Don’t let that Kansas Speedway post-accident smile fool you; Jimmie Johnson’s back is against the wall.
Here’s why: There are two races left before the next Chase cutoff – except Talladega isn’t really a race at all, but an embarrassing crapshoot where Steve Grissom had just as good of a chance at winning as Johnson. So that leaves one real race where a driver can control his own destiny and advance to the next round with a win.
After Johnson’s 40th-place finish at Kansas, he’s last in the Chase standings for the first time in his career, 44 points behind Joey Logano. Unless Kansas-style havoc ensues at Charlotte, a good points day next weekend won’t be good enough for the No. 48 team to get in the top eight, either.
Charlotte, then, is a must-win for Johnson.
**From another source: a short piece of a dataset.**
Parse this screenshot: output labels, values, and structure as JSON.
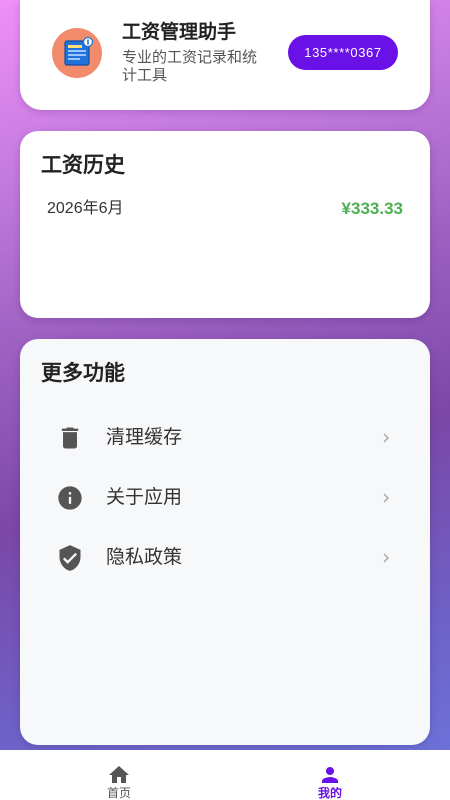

There’s no more room for lackluster performances in a season that’s been full of them. Expectations have certainly been high for the team that’s won six of the last eight championships. During several points in that 2006-13 stretch – most points, really – the No. 48 team was the class of the garage, at top of the charts every week.
That hasn’t the case in 2014, where it’s been a step behind the championship contenders in the second half of the season.
Maybe Johnson was just laying back, maybe crew chief and mad scientist Chad Knaus was just experimenting with the car, maybe they were playing mind games with the competition – or maybe they just weren’t that good. Whatever the case may be, there can’t be anymore of it. If the No. 48 doesn’t return to its old form this weekend, it could be the end of the road.
For Johnson and Knaus, this is uncharted territory. In all of Johnson’s championship runs, he’s never faced a race where he’s really had to win. He fell behind in the 2006 championship after wrecking in the final laps at Talladega, but he used consistency (four second-place finishes mainly) to claim his first title. Anytime Johnson’s faced a hurdle in a championship season, he’s been able to rely on consistency to claw his way back.
A big part of that consistency stemmed from having the fastest car each and every week. It doesn’t appear Johnson has that anymore, and it also looks like consistent finishes aren’t going to the right the ship. He has to win, and he has to do it now.
Charlotte isn’t a bad place for the No. 48 team to face a must-win scenario. Johnson’s won there seven times and he dominated the spring race, leading 164 laps on the way to victory. But may I remind you, we saw something very similar at Dover two races ago. Johnson, a nine-time winner at Dover, appeared untouchable in his spring race win, but never even got to the lead in the Chase race and came home third. In fairness to Johnson, he knew he didn’t have to win at Dover to advance to the next round. Consistency was enough to get by in the Chase before this.
Johnson has another huge variable working against him: there are going to be drivers just as desperate as him to win on Saturday. Leading the list is Brad Keselowski, who finished 36th at Kansas, and has shown a lot more speed than Johnson this season – plus he’s good in the clutch. There’s also Kevin Harvick, who gets around Charlotte really well and is tired of coming up short, and Kyle Larson, who is creeping closer and closer to his first win.
It took until the 31st race of the season, but we’re finally going to find out what the 2014 version of the No. 48 team is made of. It’s win or potentially get knocked out of the title race early.